Gather all lines in the entries that include the word "JSON".

=====

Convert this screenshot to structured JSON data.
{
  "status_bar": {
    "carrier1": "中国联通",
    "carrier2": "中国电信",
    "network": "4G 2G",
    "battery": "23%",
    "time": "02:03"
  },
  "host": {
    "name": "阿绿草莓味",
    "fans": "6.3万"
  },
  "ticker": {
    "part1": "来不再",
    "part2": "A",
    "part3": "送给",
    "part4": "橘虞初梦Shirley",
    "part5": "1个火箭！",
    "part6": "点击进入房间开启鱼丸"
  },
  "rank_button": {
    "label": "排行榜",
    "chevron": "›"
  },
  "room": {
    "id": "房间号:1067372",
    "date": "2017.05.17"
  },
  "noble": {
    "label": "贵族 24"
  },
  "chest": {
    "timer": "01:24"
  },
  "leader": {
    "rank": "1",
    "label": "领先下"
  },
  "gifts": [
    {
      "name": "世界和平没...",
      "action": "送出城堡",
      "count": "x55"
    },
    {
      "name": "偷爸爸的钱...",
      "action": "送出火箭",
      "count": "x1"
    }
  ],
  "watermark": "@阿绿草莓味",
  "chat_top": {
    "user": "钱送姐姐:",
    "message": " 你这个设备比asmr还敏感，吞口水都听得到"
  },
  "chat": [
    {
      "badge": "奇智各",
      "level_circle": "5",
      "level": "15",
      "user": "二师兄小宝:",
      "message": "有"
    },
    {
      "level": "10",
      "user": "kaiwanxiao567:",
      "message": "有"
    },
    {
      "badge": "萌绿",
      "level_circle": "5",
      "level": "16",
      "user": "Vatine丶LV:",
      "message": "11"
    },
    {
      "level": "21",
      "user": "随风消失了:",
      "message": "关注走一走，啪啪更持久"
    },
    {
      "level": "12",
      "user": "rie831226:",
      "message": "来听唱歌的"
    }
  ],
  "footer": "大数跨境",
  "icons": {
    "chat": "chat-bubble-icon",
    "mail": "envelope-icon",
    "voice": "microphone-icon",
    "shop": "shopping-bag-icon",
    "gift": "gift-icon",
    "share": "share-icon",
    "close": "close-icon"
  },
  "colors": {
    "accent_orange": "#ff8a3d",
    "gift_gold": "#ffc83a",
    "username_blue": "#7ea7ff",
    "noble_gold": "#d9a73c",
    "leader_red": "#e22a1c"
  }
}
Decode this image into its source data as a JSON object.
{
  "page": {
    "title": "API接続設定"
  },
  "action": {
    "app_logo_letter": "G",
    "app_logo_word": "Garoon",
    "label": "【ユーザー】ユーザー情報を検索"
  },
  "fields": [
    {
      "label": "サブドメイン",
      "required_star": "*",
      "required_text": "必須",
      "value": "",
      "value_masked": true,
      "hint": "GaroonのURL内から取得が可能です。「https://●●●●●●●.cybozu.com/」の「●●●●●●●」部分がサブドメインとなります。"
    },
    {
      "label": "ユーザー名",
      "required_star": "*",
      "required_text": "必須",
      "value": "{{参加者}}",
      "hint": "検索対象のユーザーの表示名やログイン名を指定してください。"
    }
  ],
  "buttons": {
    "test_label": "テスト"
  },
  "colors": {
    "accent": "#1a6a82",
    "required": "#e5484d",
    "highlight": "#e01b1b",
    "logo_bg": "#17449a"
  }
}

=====

● WORKED SOLUTION
Convert this screenshot to structured JSON data.
Decode this image into its source data as a JSON object.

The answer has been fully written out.